Center for Curriculum Materials in Science

AAAS Project 2061, Michigan State University, Northwestern University, University of Michigan

CCMS Core Principles

Focusing materials on science learning goals

All parts of the K-12 instructional system—including curriculum, instruction, assessment, and pre- and in-service teacher development—will have their greatest impact when built around a set of agreed upon goals that specify what students are expected to learn. This allows all parts of the system to be rationally connected and provides a basis for curriculum coherence within and across grades. Aligning all parts of the system to learning goals fosters the development of instructional tools and resources, educational experiences for teachers, research studies, and policies that are focused on the same important ends. Without this focus, it will be difficult for all segments of the education community to work toward common purposes while at the same time ensuring variation needed to help all students succeed.

As a national Center for Learning and Teaching, the work of the Center for Curriculum Materials in Science (CCMS) focuses on the learning goals recommended in documents produced by two national groups: the American Association for the Advancement of Science’s Benchmarks for Science Literacy (1993) and the National Research Council’s National Science Education Standards (1996). We recognize that states have their own curriculum framework documents that propose learning goals for their students and that current federal legislation holds states accountable for testing students to assess their achievement of the relevant state standards rather than national standards. To ensure that our work is useful to the states and as widely applicable as possible, our focus is on those learning goals that are most prominent in both national and state standards documents. Our work will provide models for developing goals-based curriculum and assessment materials that can be used or adapted by any state or district.

Although standards documents provide an important starting point for specifying educational expectations, they are not sufficient by themselves to guide the development of curriculum materials or assessments. For example, although standards documents express learning goal as statements of what students should know with regard to science topics such as chemical reactions, plate tectonics, or the nature of science, they do not specify the instances or experiences through which students are to form the ideas specified in the statement of a particular goal. Nor do they specify how students will use this knowledge or skill. Therefore, the Center’s work recognizes the need to clarify and augment learning goals for specific purposes, such as for the development of instructional activities or assessments.

Research. The centrality of learning goals is evident in the CCMS research agenda, which articulates what the field needs to know in order to improve the design, selection, and use of science curriculum materials. All of the research questions focus on issues related to learning goals either directly or indirectly. Addressing some of the research questions will require goals-based measures of student learning, such as studies that probe the effectiveness of materials or of teacher professional development. Other research questions call for investigating aspects of the learning goals themselves, such as questions about developmental trajectories for major strands of student learning goals or about appropriate ways (i.e., those that are pragmatically useful, theoretically grounded, and empirically validated) to express and elaborate learning objectives to guide curriculum development.

Leadership development.
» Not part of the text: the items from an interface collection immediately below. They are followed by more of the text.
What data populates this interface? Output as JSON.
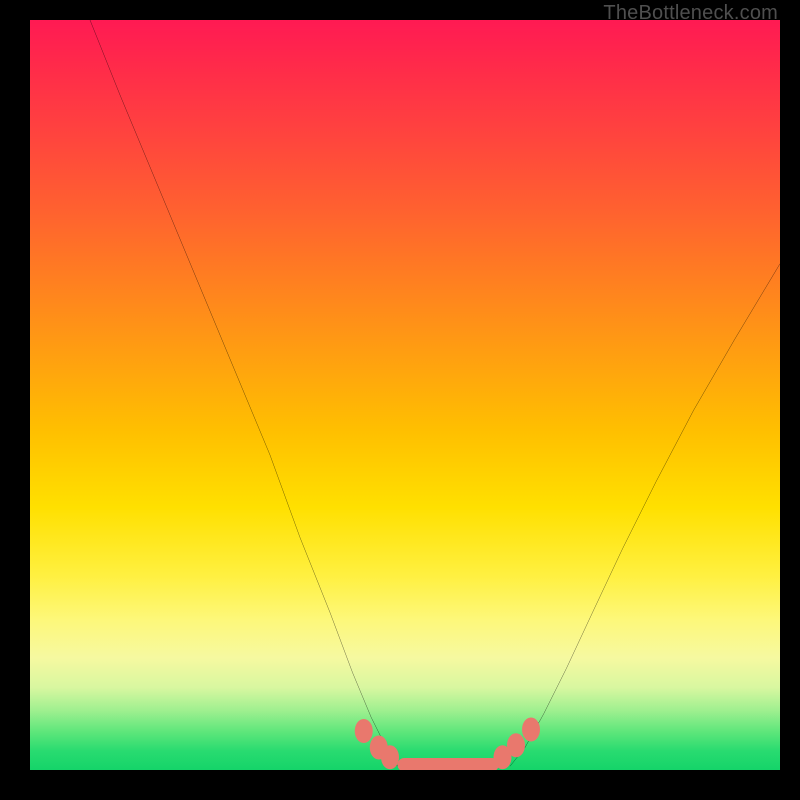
{
  "attribution": "TheBottleneck.com",
  "chart_data": {
    "type": "line",
    "title": "",
    "xlabel": "",
    "ylabel": "",
    "xlim": [
      0,
      100
    ],
    "ylim": [
      0,
      100
    ],
    "series": [
      {
        "name": "left-curve",
        "x": [
          8,
          12,
          17,
          22,
          27,
          32,
          36,
          40,
          43,
          45.5,
          47.5,
          49
        ],
        "y": [
          100,
          90,
          78,
          66,
          54,
          42,
          31,
          21,
          13,
          7,
          3,
          0.5
        ]
      },
      {
        "name": "right-curve",
        "x": [
          64,
          66,
          68.5,
          71.5,
          75,
          79,
          83.5,
          88.5,
          94,
          100
        ],
        "y": [
          0.5,
          3,
          7.5,
          13.5,
          21,
          29.5,
          38.5,
          48,
          57.5,
          67.5
        ]
      }
    ],
    "floor_markers": {
      "note": "coral ellipses and bar near chart floor",
      "ellipses_x": [
        44.5,
        46.5,
        48.0,
        63.0,
        64.8,
        66.8
      ],
      "ellipses_y": [
        5.2,
        3.0,
        1.7,
        1.7,
        3.3,
        5.4
      ],
      "bar": {
        "x0": 49.0,
        "x1": 62.5,
        "y": 0.7
      },
      "color": "#e9786d"
    },
    "background_gradient": {
      "direction": "top-to-bottom",
      "stops": [
        {
          "pos": 0,
          "color": "#ff1a53"
        },
        {
          "pos": 25,
          "color": "#ff6030"
        },
        {
          "pos": 55,
          "color": "#ffc000"
        },
        {
          "pos": 80,
          "color": "#fdf87a"
        },
        {
          "pos": 95,
          "color": "#5ce67a"
        },
        {
          "pos": 100,
          "color": "#15d469"
        }
      ]
    }
  }
}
Learning goals are also a focus of the Center’s graduate and postdoctoral programs, which are themselves organized around a set of learning goals that are consistent with the mission and objectives of the Center. Through coursework, participation in projects and research apprenticeships, doctoral students and postdoctoral fellows focus on goals-based materials design, evaluation, and implementation. Dissertation topics, whether dealing with materials design, selection, or use, have science learning goals as a central focus and use goals-based assessments to measure student learning.

Teacher development. To use curriculum materials effectively, teachers need a clear sense of the goals that are being targeted and of the instructional strategies that are being used in the materials to help them support their students in achieving those goals. Hence, science learning goals are also the basis for the Center's work on teacher certification and professional development. The Center is producing course modules to help prepare teachers to select, adapt, and implement curriculum materials in light of specific learning goals.

[Core Principles References]

Text: AAAS Project 2061, Michigan State University, Northwestern University, University of Michigan
Text: Center for Curriculum Materials in Science